EXERCISE INSTRUCTIONS
Could the listing below be reproduced exactly, minus its pictures?

━━━━━ DATA TO EXAMINE ━━━━━

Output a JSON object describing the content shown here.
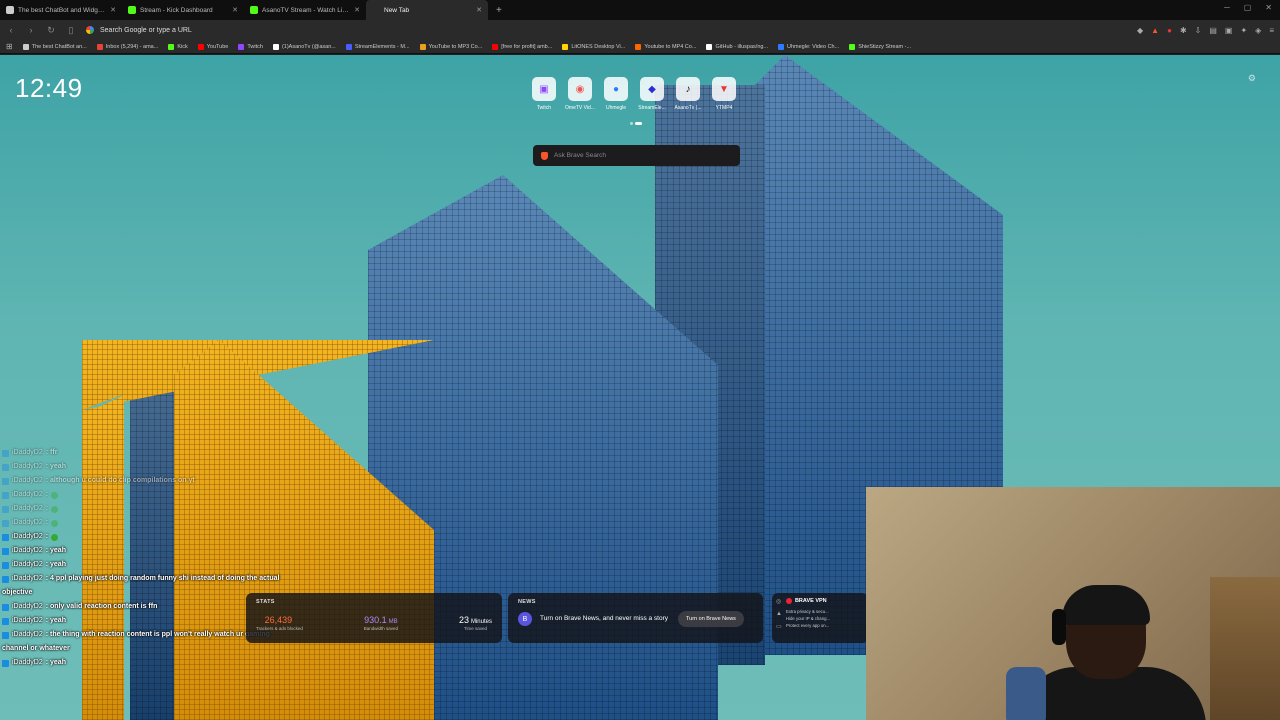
{
  "tabs": [
    {
      "title": "The best ChatBot and Widgets for Kick",
      "favicon_color": "#cccccc",
      "active": false
    },
    {
      "title": "Stream - Kick Dashboard",
      "favicon_color": "#53fc18",
      "active": false
    },
    {
      "title": "AsanoTV Stream - Watch Live on Kick",
      "favicon_color": "#53fc18",
      "active": false
    },
    {
      "title": "New Tab",
      "favicon_color": "#2a2a2a",
      "active": true
    }
  ],
  "address_bar": {
    "placeholder": "Search Google or type a URL"
  },
  "bookmarks": [
    {
      "label": "The best ChatBot an...",
      "color": "#cccccc"
    },
    {
      "label": "Inbox (5,294) - ama...",
      "color": "#ea4335"
    },
    {
      "label": "Kick",
      "color": "#53fc18"
    },
    {
      "label": "YouTube",
      "color": "#ff0000"
    },
    {
      "label": "Twitch",
      "color": "#9146ff"
    },
    {
      "label": "(1)AsanoTv (@asan...",
      "color": "#ffffff"
    },
    {
      "label": "StreamElements - M...",
      "color": "#4a5cff"
    },
    {
      "label": "YouTube to MP3 Co...",
      "color": "#e8a01f"
    },
    {
      "label": "[free for profit] amb...",
      "color": "#ff0000"
    },
    {
      "label": "LitONES Desktop Vi...",
      "color": "#ffd400"
    },
    {
      "label": "Youtube to MP4 Co...",
      "color": "#ff6600"
    },
    {
      "label": "GitHub - illuspas/ng...",
      "color": "#ffffff"
    },
    {
      "label": "Uhmegle: Video Ch...",
      "color": "#2d7cff"
    },
    {
      "label": "ShieStizzy Stream -...",
      "color": "#53fc18"
    }
  ],
  "clock": "12:49",
  "top_sites": [
    {
      "label": "Twitch",
      "icon": "twitch-icon",
      "glyph": "▣",
      "color": "#9146ff"
    },
    {
      "label": "OmeTV Vid...",
      "icon": "ometv-icon",
      "glyph": "◉",
      "color": "#e55"
    },
    {
      "label": "Uhmegle",
      "icon": "uhmegle-icon",
      "glyph": "●",
      "color": "#2d7cff"
    },
    {
      "label": "StreamEle...",
      "icon": "streamelements-icon",
      "glyph": "◆",
      "color": "#2b2bd8"
    },
    {
      "label": "AsanoTv (...",
      "icon": "tiktok-icon",
      "glyph": "♪",
      "color": "#111111"
    },
    {
      "label": "YTMP4",
      "icon": "ytmp4-icon",
      "glyph": "▼",
      "color": "#e33"
    }
  ],
  "search": {
    "placeholder": "Ask Brave Search"
  },
  "chat": [
    {
      "user": "iDaddyD2",
      "msg": ": ffr",
      "faded": true
    },
    {
      "user": "iDaddyD2",
      "msg": ": yeah",
      "faded": true
    },
    {
      "user": "iDaddyD2",
      "msg": ": although u could do clip compilations on yt",
      "faded": true
    },
    {
      "user": "iDaddyD2",
      "msg": ":",
      "emote": true,
      "faded": true
    },
    {
      "user": "iDaddyD2",
      "msg": ":",
      "emote": true,
      "faded": true
    },
    {
      "user": "iDaddyD2",
      "msg": ":",
      "emote": true,
      "faded": true
    },
    {
      "user": "iDaddyD2",
      "msg": ":",
      "emote": true,
      "faded": false
    },
    {
      "user": "iDaddyD2",
      "msg": ": yeah",
      "faded": false
    },
    {
      "user": "iDaddyD2",
      "msg": ": yeah",
      "faded": false
    },
    {
      "user": "iDaddyD2",
      "msg": ": 4 ppl playing just doing random funny shi instead of doing the actual",
      "faded": false
    },
    {
      "user": "",
      "msg": "objective",
      "cont": true,
      "faded": false
    },
    {
      "user": "iDaddyD2",
      "msg": ": only valid reaction content is ffn",
      "faded": false
    },
    {
      "user": "iDaddyD2",
      "msg": ": yeah",
      "faded": false
    },
    {
      "user": "iDaddyD2",
      "msg": ": the thing with reaction content is ppl won't really watch ur gaming",
      "faded": false
    },
    {
      "user": "",
      "msg": "channel or whatever",
      "cont": true,
      "faded": false
    },
    {
      "user": "iDaddyD2",
      "msg": ": yeah",
      "faded": false
    }
  ],
  "stats_widget": {
    "heading": "STATS",
    "items": [
      {
        "value": "26,439",
        "unit": "",
        "label": "Trackers & ads blocked",
        "color": "#ff6a3d"
      },
      {
        "value": "930.1",
        "unit": "MB",
        "label": "Bandwidth saved",
        "color": "#a78bfa"
      },
      {
        "value": "23",
        "unit": "Minutes",
        "label": "Time saved",
        "color": "#ffffff"
      }
    ]
  },
  "news_widget": {
    "heading": "NEWS",
    "text": "Turn on Brave News, and never miss a story",
    "button": "Turn on Brave News"
  },
  "vpn_widget": {
    "heading": "BRAVE VPN",
    "lines": [
      "Extra privacy & secu...",
      "Hide your IP & chang...",
      "Protect every app on..."
    ]
  }
}
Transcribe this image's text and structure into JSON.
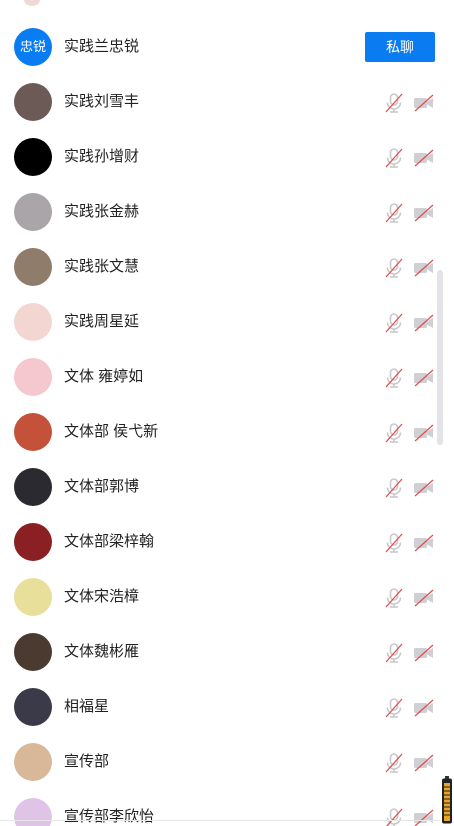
{
  "action": {
    "private_chat_label": "私聊"
  },
  "members": [
    {
      "name": "实践兰忠锐",
      "avatar_text": "忠锐",
      "avatar_color": "#0a7cf2"
    },
    {
      "name": "实践刘雪丰",
      "avatar_color": "#6b5a55"
    },
    {
      "name": "实践孙增财",
      "avatar_color": "#000000"
    },
    {
      "name": "实践张金赫",
      "avatar_color": "#a9a5a8"
    },
    {
      "name": "实践张文慧",
      "avatar_color": "#8f7c6a"
    },
    {
      "name": "实践周星延",
      "avatar_color": "#f3d6d2"
    },
    {
      "name": "文体 雍婷如",
      "avatar_color": "#f5c8cf"
    },
    {
      "name": "文体部 侯弋新",
      "avatar_color": "#c4523a"
    },
    {
      "name": "文体部郭博",
      "avatar_color": "#2a2a30"
    },
    {
      "name": "文体部梁梓翰",
      "avatar_color": "#8a1f24"
    },
    {
      "name": "文体宋浩樟",
      "avatar_color": "#e8e09a"
    },
    {
      "name": "文体魏彬雁",
      "avatar_color": "#4a3a30"
    },
    {
      "name": "相福星",
      "avatar_color": "#3a3a48"
    },
    {
      "name": "宣传部",
      "avatar_color": "#d9b89a"
    },
    {
      "name": "宣传部李欣怡",
      "avatar_color": "#e0c4e8"
    }
  ],
  "icons": {
    "mic": "mic-muted-icon",
    "camera": "camera-off-icon"
  },
  "colors": {
    "accent": "#0a7cf2",
    "muted_icon": "#c9c9cc",
    "slash": "#e05050"
  }
}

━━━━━

OUTPUT
Output a JSON object describing the content shown here.
{
  "tabs": [
    {
      "title": "The best ChatBot and Widgets for Kick",
      "favicon_color": "#cccccc",
      "active": false
    },
    {
      "title": "Stream - Kick Dashboard",
      "favicon_color": "#53fc18",
      "active": false
    },
    {
      "title": "AsanoTV Stream - Watch Live on Kick",
      "favicon_color": "#53fc18",
      "active": false
    },
    {
      "title": "New Tab",
      "favicon_color": "#2a2a2a",
      "active": true
    }
  ],
  "address_bar": {
    "placeholder": "Search Google or type a URL"
  },
  "bookmarks": [
    {
      "label": "The best ChatBot an...",
      "color": "#cccccc"
    },
    {
      "label": "Inbox (5,294) - ama...",
      "color": "#ea4335"
    },
    {
      "label": "Kick",
      "color": "#53fc18"
    },
    {
      "label": "YouTube",
      "color": "#ff0000"
    },
    {
      "label": "Twitch",
      "color": "#9146ff"
    },
    {
      "label": "(1)AsanoTv (@asan...",
      "color": "#ffffff"
    },
    {
      "label": "StreamElements - M...",
      "color": "#4a5cff"
    },
    {
      "label": "YouTube to MP3 Co...",
      "color": "#e8a01f"
    },
    {
      "label": "[free for profit] amb...",
      "color": "#ff0000"
    },
    {
      "label": "LitONES Desktop Vi...",
      "color": "#ffd400"
    },
    {
      "label": "Youtube to MP4 Co...",
      "color": "#ff6600"
    },
    {
      "label": "GitHub - illuspas/ng...",
      "color": "#ffffff"
    },
    {
      "label": "Uhmegle: Video Ch...",
      "color": "#2d7cff"
    },
    {
      "label": "ShieStizzy Stream -...",
      "color": "#53fc18"
    }
  ],
  "clock": "12:49",
  "top_sites": [
    {
      "label": "Twitch",
      "icon": "twitch-icon",
      "glyph": "▣",
      "color": "#9146ff"
    },
    {
      "label": "OmeTV Vid...",
      "icon": "ometv-icon",
      "glyph": "◉",
      "color": "#e55"
    },
    {
      "label": "Uhmegle",
      "icon": "uhmegle-icon",
      "glyph": "●",
      "color": "#2d7cff"
    },
    {
      "label": "StreamEle...",
      "icon": "streamelements-icon",
      "glyph": "◆",
      "color": "#2b2bd8"
    },
    {
      "label": "AsanoTv (...",
      "icon": "tiktok-icon",
      "glyph": "♪",
      "color": "#111111"
    },
    {
      "label": "YTMP4",
      "icon": "ytmp4-icon",
      "glyph": "▼",
      "color": "#e33"
    }
  ],
  "search": {
    "placeholder": "Ask Brave Search"
  },
  "chat": [
    {
      "user": "iDaddyD2",
      "msg": ": ffr",
      "faded": true
    },
    {
      "user": "iDaddyD2",
      "msg": ": yeah",
      "faded": true
    },
    {
      "user": "iDaddyD2",
      "msg": ": although u could do clip compilations on yt",
      "faded": true
    },
    {
      "user": "iDaddyD2",
      "msg": ":",
      "emote": true,
      "faded": true
    },
    {
      "user": "iDaddyD2",
      "msg": ":",
      "emote": true,
      "faded": true
    },
    {
      "user": "iDaddyD2",
      "msg": ":",
      "emote": true,
      "faded": true
    },
    {
      "user": "iDaddyD2",
      "msg": ":",
      "emote": true,
      "faded": false
    },
    {
      "user": "iDaddyD2",
      "msg": ": yeah",
      "faded": false
    },
    {
      "user": "iDaddyD2",
      "msg": ": yeah",
      "faded": false
    },
    {
      "user": "iDaddyD2",
      "msg": ": 4 ppl playing just doing random funny shi instead of doing the actual",
      "faded": false
    },
    {
      "user": "",
      "msg": "objective",
      "cont": true,
      "faded": false
    },
    {
      "user": "iDaddyD2",
      "msg": ": only valid reaction content is ffn",
      "faded": false
    },
    {
      "user": "iDaddyD2",
      "msg": ": yeah",
      "faded": false
    },
    {
      "user": "iDaddyD2",
      "msg": ": the thing with reaction content is ppl won't really watch ur gaming",
      "faded": false
    },
    {
      "user": "",
      "msg": "channel or whatever",
      "cont": true,
      "faded": false
    },
    {
      "user": "iDaddyD2",
      "msg": ": yeah",
      "faded": false
    }
  ],
  "stats_widget": {
    "heading": "STATS",
    "items": [
      {
        "value": "26,439",
        "unit": "",
        "label": "Trackers & ads blocked",
        "color": "#ff6a3d"
      },
      {
        "value": "930.1",
        "unit": "MB",
        "label": "Bandwidth saved",
        "color": "#a78bfa"
      },
      {
        "value": "23",
        "unit": "Minutes",
        "label": "Time saved",
        "color": "#ffffff"
      }
    ]
  },
  "news_widget": {
    "heading": "NEWS",
    "text": "Turn on Brave News, and never miss a story",
    "button": "Turn on Brave News"
  },
  "vpn_widget": {
    "heading": "BRAVE VPN",
    "lines": [
      "Extra privacy & secu...",
      "Hide your IP & chang...",
      "Protect every app on..."
    ]
  }
}
Transcribe this image's text and structure into JSON.
{
  "action": {
    "private_chat_label": "私聊"
  },
  "members": [
    {
      "name": "实践兰忠锐",
      "avatar_text": "忠锐",
      "avatar_color": "#0a7cf2"
    },
    {
      "name": "实践刘雪丰",
      "avatar_color": "#6b5a55"
    },
    {
      "name": "实践孙增财",
      "avatar_color": "#000000"
    },
    {
      "name": "实践张金赫",
      "avatar_color": "#a9a5a8"
    },
    {
      "name": "实践张文慧",
      "avatar_color": "#8f7c6a"
    },
    {
      "name": "实践周星延",
      "avatar_color": "#f3d6d2"
    },
    {
      "name": "文体 雍婷如",
      "avatar_color": "#f5c8cf"
    },
    {
      "name": "文体部 侯弋新",
      "avatar_color": "#c4523a"
    },
    {
      "name": "文体部郭博",
      "avatar_color": "#2a2a30"
    },
    {
      "name": "文体部梁梓翰",
      "avatar_color": "#8a1f24"
    },
    {
      "name": "文体宋浩樟",
      "avatar_color": "#e8e09a"
    },
    {
      "name": "文体魏彬雁",
      "avatar_color": "#4a3a30"
    },
    {
      "name": "相福星",
      "avatar_color": "#3a3a48"
    },
    {
      "name": "宣传部",
      "avatar_color": "#d9b89a"
    },
    {
      "name": "宣传部李欣怡",
      "avatar_color": "#e0c4e8"
    }
  ],
  "icons": {
    "mic": "mic-muted-icon",
    "camera": "camera-off-icon"
  },
  "colors": {
    "accent": "#0a7cf2",
    "muted_icon": "#c9c9cc",
    "slash": "#e05050"
  }
}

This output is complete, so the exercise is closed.